WORK TO BE COMPLETED: The answer must be an exact copy of the records, with every picture left out.

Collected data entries

== Segment start ==

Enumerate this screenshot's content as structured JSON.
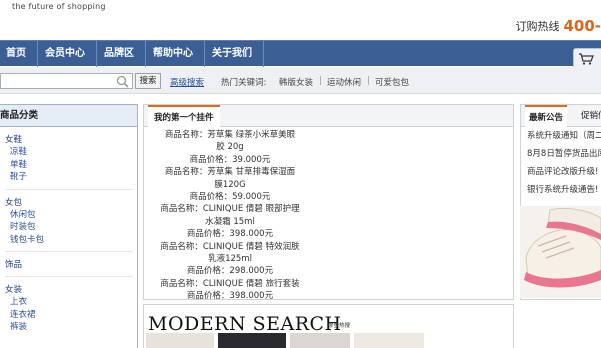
{
  "header": {
    "tagline": "the future of shopping",
    "hotline_label": "订购热线",
    "hotline_number": "400-"
  },
  "nav": {
    "items": [
      "首页",
      "会员中心",
      "品牌区",
      "帮助中心",
      "关于我们"
    ]
  },
  "search": {
    "placeholder": "",
    "button_label": "搜索",
    "advanced_label": "高级搜索",
    "hot_label": "热门关键词:",
    "keywords": [
      "韩版女装",
      "运动休闲",
      "可爱包包"
    ]
  },
  "sidebar": {
    "title": "商品分类",
    "groups": [
      {
        "title": "女鞋",
        "items": [
          "凉鞋",
          "单鞋",
          "靴子"
        ]
      },
      {
        "title": "女包",
        "items": [
          "休闲包",
          "时装包",
          "钱包卡包"
        ]
      },
      {
        "title": "饰品",
        "items": []
      },
      {
        "title": "女装",
        "items": [
          "上衣",
          "连衣裙",
          "裤装"
        ]
      }
    ]
  },
  "plugin": {
    "tab_label": "我的第一个挂件",
    "lines": [
      "商品名称：芳草集 绿茶小米草美眼",
      "胶 20g",
      "商品价格：39.000元",
      "商品名称：芳草集 甘草排毒保湿面",
      "膜120G",
      "商品价格：59.000元",
      "商品名称：CLINIQUE 倩碧 眼部护理",
      "水凝霜 15ml",
      "商品价格：398.000元",
      "商品名称：CLINIQUE 倩碧 特效润肤",
      "乳液125ml",
      "商品价格：298.000元",
      "商品名称：CLINIQUE 倩碧 旅行套装",
      "商品价格：398.000元"
    ]
  },
  "banner": {
    "title": "MODERN SEARCH",
    "subtitle": "摩登热搜"
  },
  "right": {
    "tab_active": "最新公告",
    "tab_other": "促销信",
    "news": [
      "系统升级通知（周二",
      "8月8日暂停货品出库",
      "商品评论改版升级!",
      "银行系统升级通告!"
    ]
  },
  "colors": {
    "nav_bg": "#3b5f94",
    "accent_orange": "#e06414",
    "link_blue": "#1f4e9a"
  }
}
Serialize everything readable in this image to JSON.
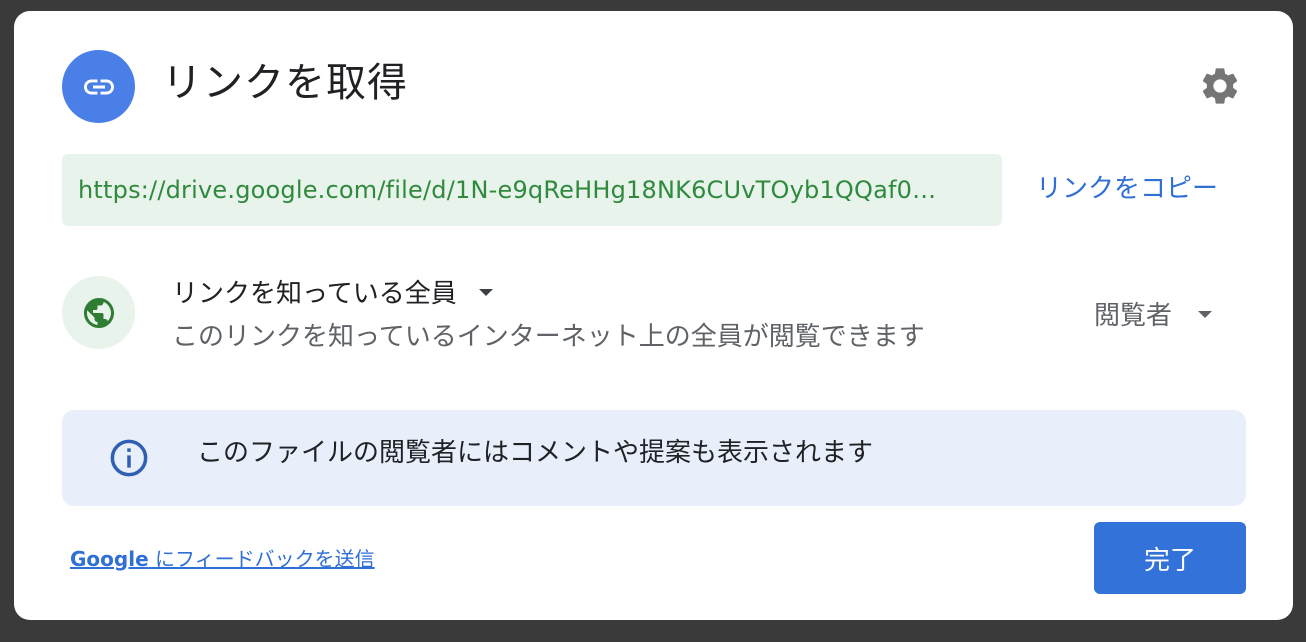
{
  "dialog": {
    "title": "リンクを取得",
    "header_icon": "link-icon",
    "settings_icon": "gear-icon"
  },
  "link": {
    "url": "https://drive.google.com/file/d/1N-e9qReHHg18NK6CUvTOyb1QQaf0…",
    "copy_label": "リンクをコピー"
  },
  "access": {
    "icon": "globe-icon",
    "scope_label": "リンクを知っている全員",
    "description": "このリンクを知っているインターネット上の全員が閲覧できます",
    "role_label": "閲覧者"
  },
  "info": {
    "icon": "info-icon",
    "text": "このファイルの閲覧者にはコメントや提案も表示されます"
  },
  "footer": {
    "feedback_brand": "Google",
    "feedback_text": " にフィードバックを送信",
    "done_label": "完了"
  },
  "colors": {
    "primary": "#3272d9",
    "link_blue": "#2f6fd6",
    "url_green": "#2f8a3e",
    "url_bg": "#e8f3eb",
    "info_bg": "#e8effb",
    "header_icon_bg": "#4a7fe8"
  }
}
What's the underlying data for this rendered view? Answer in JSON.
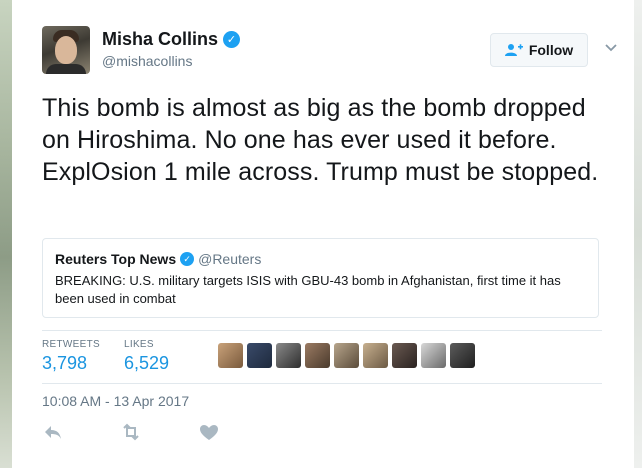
{
  "author": {
    "name": "Misha Collins",
    "handle": "@mishacollins",
    "verified_icon": "verified-badge-icon"
  },
  "follow_button": {
    "label": "Follow",
    "icon": "add-user-icon"
  },
  "menu_icon": "chevron-down-icon",
  "tweet": {
    "text": "This bomb is almost as big as the bomb dropped on Hiroshima. No one has ever used it before. ExplOsion 1 mile across. Trump must be stopped."
  },
  "quoted_tweet": {
    "name": "Reuters Top News",
    "handle": "@Reuters",
    "text": "BREAKING: U.S. military targets ISIS with GBU-43 bomb in Afghanistan, first time it has been used in combat"
  },
  "stats": {
    "retweets_label": "RETWEETS",
    "retweets_value": "3,798",
    "likes_label": "LIKES",
    "likes_value": "6,529"
  },
  "timestamp": "10:08 AM - 13 Apr 2017",
  "actions": {
    "reply_icon": "reply-icon",
    "retweet_icon": "retweet-icon",
    "like_icon": "heart-icon"
  },
  "colors": {
    "accent": "#1da1f2",
    "link": "#1b95e0",
    "muted": "#657786",
    "border": "#e1e8ed"
  }
}
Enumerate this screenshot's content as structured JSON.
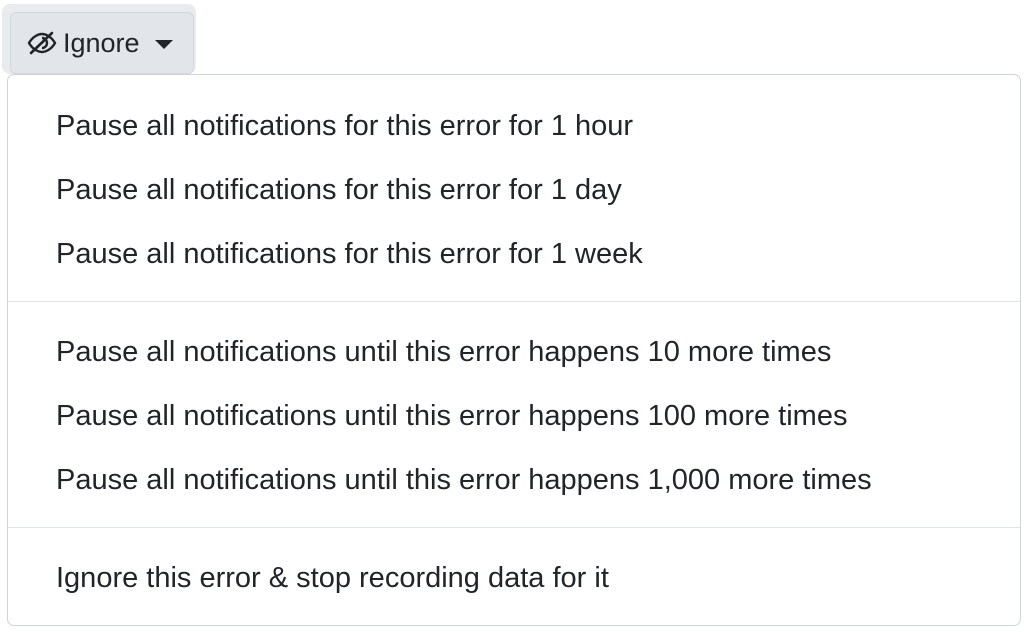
{
  "button": {
    "label": "Ignore",
    "icon": "eye-slash-icon",
    "caret": "caret-down-icon"
  },
  "menu": {
    "groups": [
      {
        "items": [
          "Pause all notifications for this error for 1 hour",
          "Pause all notifications for this error for 1 day",
          "Pause all notifications for this error for 1 week"
        ]
      },
      {
        "items": [
          "Pause all notifications until this error happens 10 more times",
          "Pause all notifications until this error happens 100 more times",
          "Pause all notifications until this error happens 1,000 more times"
        ]
      },
      {
        "items": [
          "Ignore this error & stop recording data for it"
        ]
      }
    ]
  },
  "colors": {
    "text": "#212529",
    "button_bg": "#e2e6ea",
    "border": "#ced4da",
    "divider": "#dfe3e6"
  }
}
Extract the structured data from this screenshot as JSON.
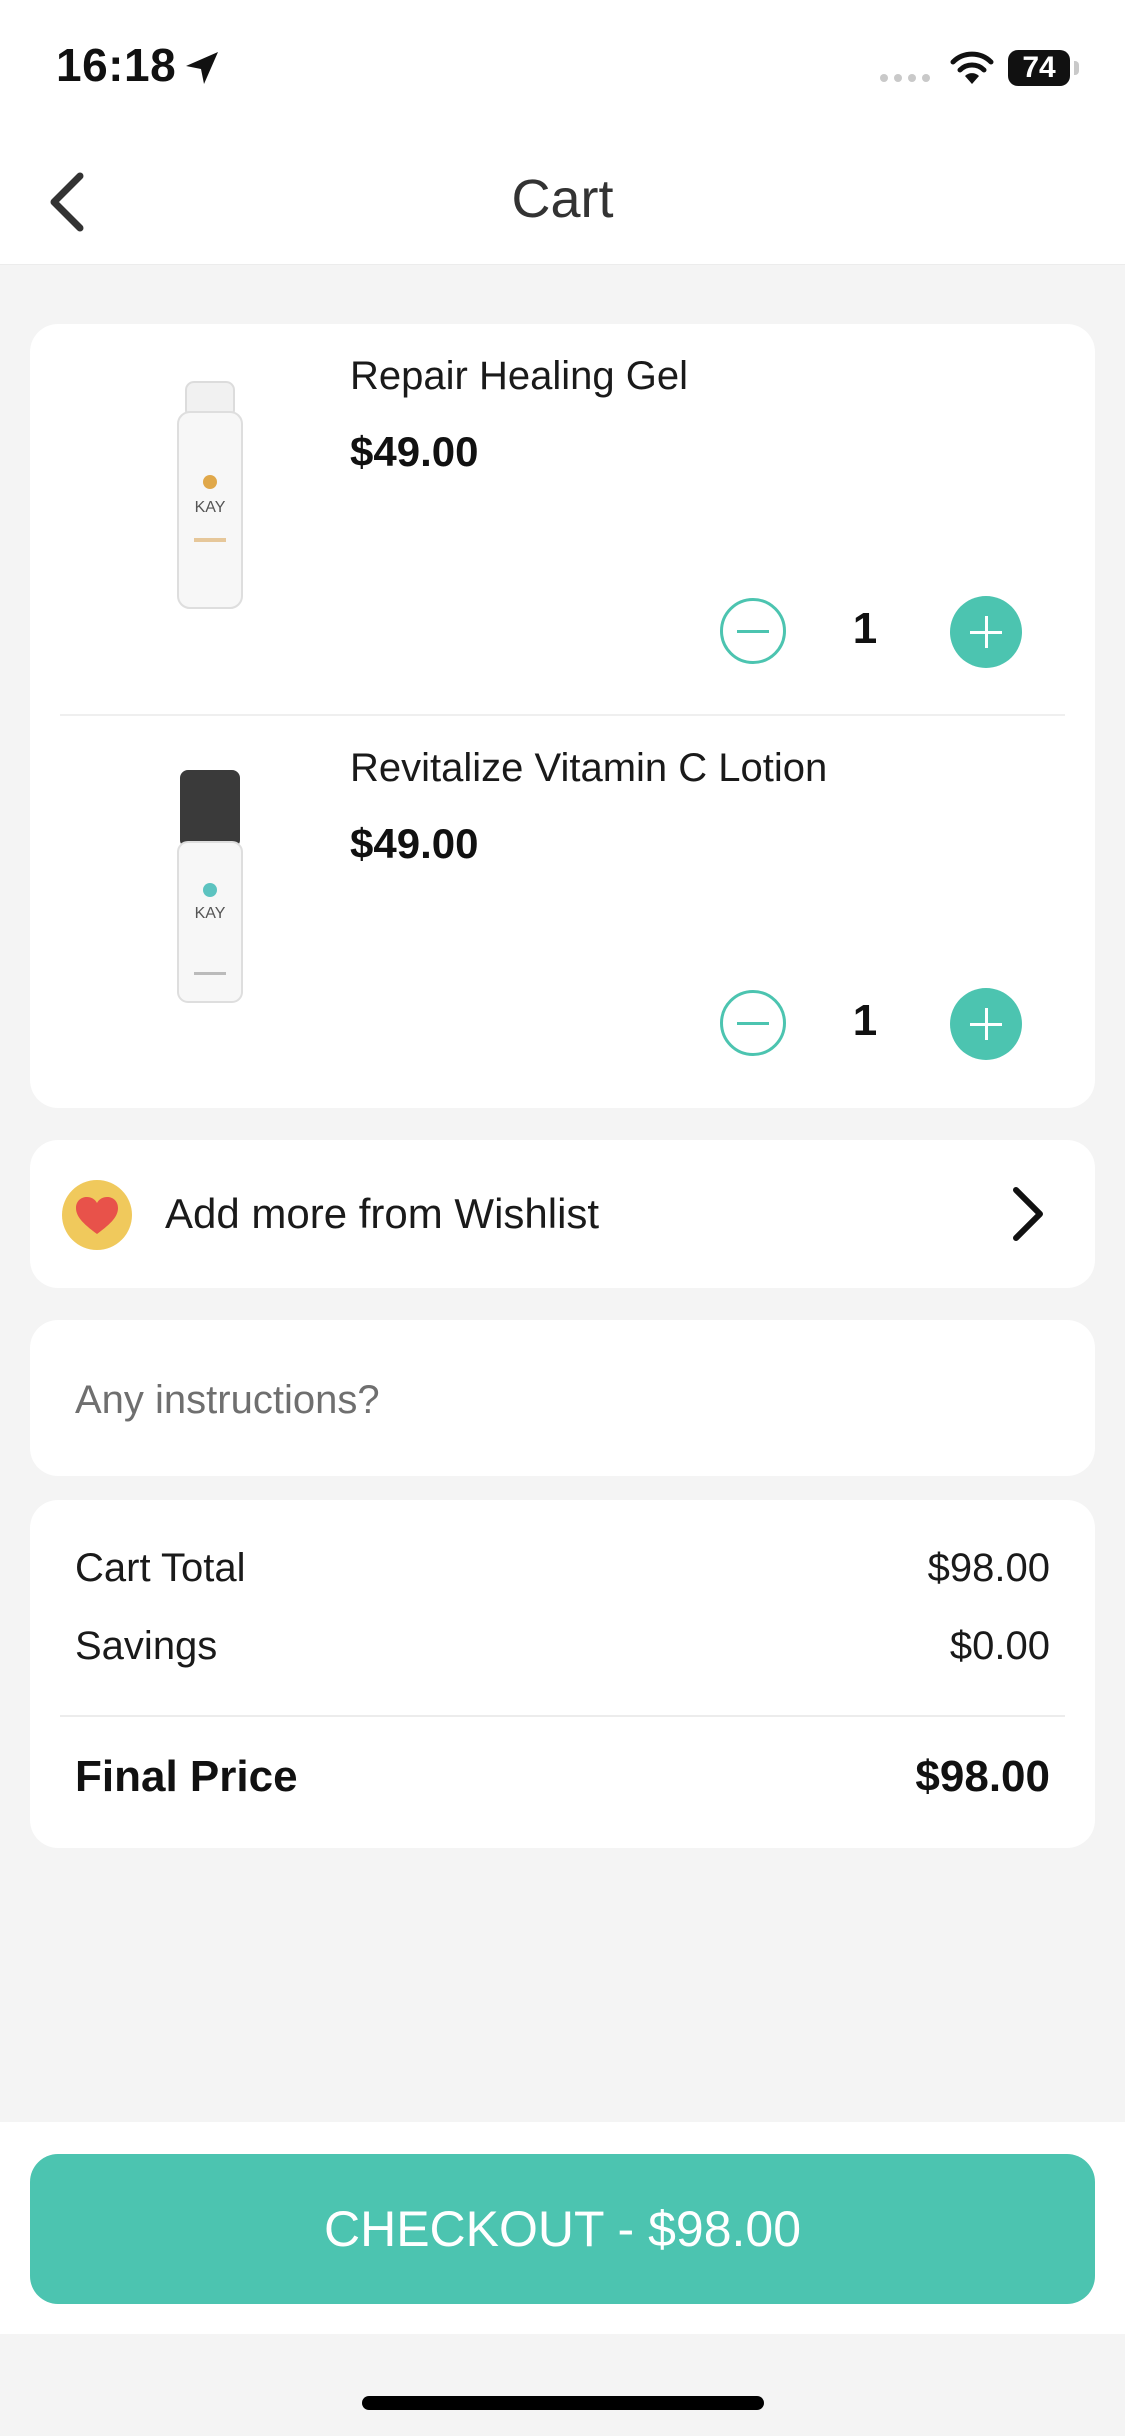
{
  "status_bar": {
    "time": "16:18",
    "battery": "74"
  },
  "header": {
    "title": "Cart"
  },
  "cart": {
    "items": [
      {
        "name": "Repair Healing Gel",
        "price": "$49.00",
        "quantity": "1",
        "image_label": "KAY"
      },
      {
        "name": "Revitalize Vitamin C Lotion",
        "price": "$49.00",
        "quantity": "1",
        "image_label": "KAY"
      }
    ]
  },
  "wishlist": {
    "label": "Add more from Wishlist"
  },
  "instructions": {
    "placeholder": "Any instructions?"
  },
  "summary": {
    "cart_total_label": "Cart Total",
    "cart_total_value": "$98.00",
    "savings_label": "Savings",
    "savings_value": "$0.00",
    "final_label": "Final Price",
    "final_value": "$98.00"
  },
  "checkout": {
    "label": "CHECKOUT - $98.00"
  },
  "colors": {
    "accent": "#4cc4b0",
    "background": "#f4f4f4",
    "wishlist_badge": "#f0c95c",
    "heart": "#e8524a"
  }
}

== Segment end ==

ANSWER FOR THE TASK:
Enumerate this screenshot's content as structured JSON.
{
  "header": {
    "tagline": "the future of shopping",
    "hotline_label": "订购热线",
    "hotline_number": "400-"
  },
  "nav": {
    "items": [
      "首页",
      "会员中心",
      "品牌区",
      "帮助中心",
      "关于我们"
    ]
  },
  "search": {
    "placeholder": "",
    "button_label": "搜索",
    "advanced_label": "高级搜索",
    "hot_label": "热门关键词:",
    "keywords": [
      "韩版女装",
      "运动休闲",
      "可爱包包"
    ]
  },
  "sidebar": {
    "title": "商品分类",
    "groups": [
      {
        "title": "女鞋",
        "items": [
          "凉鞋",
          "单鞋",
          "靴子"
        ]
      },
      {
        "title": "女包",
        "items": [
          "休闲包",
          "时装包",
          "钱包卡包"
        ]
      },
      {
        "title": "饰品",
        "items": []
      },
      {
        "title": "女装",
        "items": [
          "上衣",
          "连衣裙",
          "裤装"
        ]
      }
    ]
  },
  "plugin": {
    "tab_label": "我的第一个挂件",
    "lines": [
      "商品名称：芳草集 绿茶小米草美眼",
      "胶 20g",
      "商品价格：39.000元",
      "商品名称：芳草集 甘草排毒保湿面",
      "膜120G",
      "商品价格：59.000元",
      "商品名称：CLINIQUE 倩碧 眼部护理",
      "水凝霜 15ml",
      "商品价格：398.000元",
      "商品名称：CLINIQUE 倩碧 特效润肤",
      "乳液125ml",
      "商品价格：298.000元",
      "商品名称：CLINIQUE 倩碧 旅行套装",
      "商品价格：398.000元"
    ]
  },
  "banner": {
    "title": "MODERN SEARCH",
    "subtitle": "摩登热搜"
  },
  "right": {
    "tab_active": "最新公告",
    "tab_other": "促销信",
    "news": [
      "系统升级通知（周二",
      "8月8日暂停货品出库",
      "商品评论改版升级!",
      "银行系统升级通告!"
    ]
  },
  "colors": {
    "nav_bg": "#3b5f94",
    "accent_orange": "#e06414",
    "link_blue": "#1f4e9a"
  }
}
Serialize everything readable in this image to JSON.
{
  "dialog": {
    "title": "リンクを取得",
    "header_icon": "link-icon",
    "settings_icon": "gear-icon"
  },
  "link": {
    "url": "https://drive.google.com/file/d/1N-e9qReHHg18NK6CUvTOyb1QQaf0…",
    "copy_label": "リンクをコピー"
  },
  "access": {
    "icon": "globe-icon",
    "scope_label": "リンクを知っている全員",
    "description": "このリンクを知っているインターネット上の全員が閲覧できます",
    "role_label": "閲覧者"
  },
  "info": {
    "icon": "info-icon",
    "text": "このファイルの閲覧者にはコメントや提案も表示されます"
  },
  "footer": {
    "feedback_brand": "Google",
    "feedback_text": " にフィードバックを送信",
    "done_label": "完了"
  },
  "colors": {
    "primary": "#3272d9",
    "link_blue": "#2f6fd6",
    "url_green": "#2f8a3e",
    "url_bg": "#e8f3eb",
    "info_bg": "#e8effb",
    "header_icon_bg": "#4a7fe8"
  }
}
What's the underlying data for this rendered view? Answer in JSON.
{
  "author": {
    "name": "Misha Collins",
    "handle": "@mishacollins",
    "verified_icon": "verified-badge-icon"
  },
  "follow_button": {
    "label": "Follow",
    "icon": "add-user-icon"
  },
  "menu_icon": "chevron-down-icon",
  "tweet": {
    "text": "This bomb is almost as big as the bomb dropped on Hiroshima. No one has ever used it before. ExplOsion 1 mile across. Trump must be stopped."
  },
  "quoted_tweet": {
    "name": "Reuters Top News",
    "handle": "@Reuters",
    "text": "BREAKING: U.S. military targets ISIS with GBU-43 bomb in Afghanistan, first time it has been used in combat"
  },
  "stats": {
    "retweets_label": "RETWEETS",
    "retweets_value": "3,798",
    "likes_label": "LIKES",
    "likes_value": "6,529"
  },
  "timestamp": "10:08 AM - 13 Apr 2017",
  "actions": {
    "reply_icon": "reply-icon",
    "retweet_icon": "retweet-icon",
    "like_icon": "heart-icon"
  },
  "colors": {
    "accent": "#1da1f2",
    "link": "#1b95e0",
    "muted": "#657786",
    "border": "#e1e8ed"
  }
}
Enumerate this screenshot's content as structured JSON.
{
  "button": {
    "label": "Ignore",
    "icon": "eye-slash-icon",
    "caret": "caret-down-icon"
  },
  "menu": {
    "groups": [
      {
        "items": [
          "Pause all notifications for this error for 1 hour",
          "Pause all notifications for this error for 1 day",
          "Pause all notifications for this error for 1 week"
        ]
      },
      {
        "items": [
          "Pause all notifications until this error happens 10 more times",
          "Pause all notifications until this error happens 100 more times",
          "Pause all notifications until this error happens 1,000 more times"
        ]
      },
      {
        "items": [
          "Ignore this error & stop recording data for it"
        ]
      }
    ]
  },
  "colors": {
    "text": "#212529",
    "button_bg": "#e2e6ea",
    "border": "#ced4da",
    "divider": "#dfe3e6"
  }
}
Extract the structured data from this screenshot as JSON.
{
  "status_bar": {
    "time": "16:18",
    "battery": "74"
  },
  "header": {
    "title": "Cart"
  },
  "cart": {
    "items": [
      {
        "name": "Repair Healing Gel",
        "price": "$49.00",
        "quantity": "1",
        "image_label": "KAY"
      },
      {
        "name": "Revitalize Vitamin C Lotion",
        "price": "$49.00",
        "quantity": "1",
        "image_label": "KAY"
      }
    ]
  },
  "wishlist": {
    "label": "Add more from Wishlist"
  },
  "instructions": {
    "placeholder": "Any instructions?"
  },
  "summary": {
    "cart_total_label": "Cart Total",
    "cart_total_value": "$98.00",
    "savings_label": "Savings",
    "savings_value": "$0.00",
    "final_label": "Final Price",
    "final_value": "$98.00"
  },
  "checkout": {
    "label": "CHECKOUT - $98.00"
  },
  "colors": {
    "accent": "#4cc4b0",
    "background": "#f4f4f4",
    "wishlist_badge": "#f0c95c",
    "heart": "#e8524a"
  }
}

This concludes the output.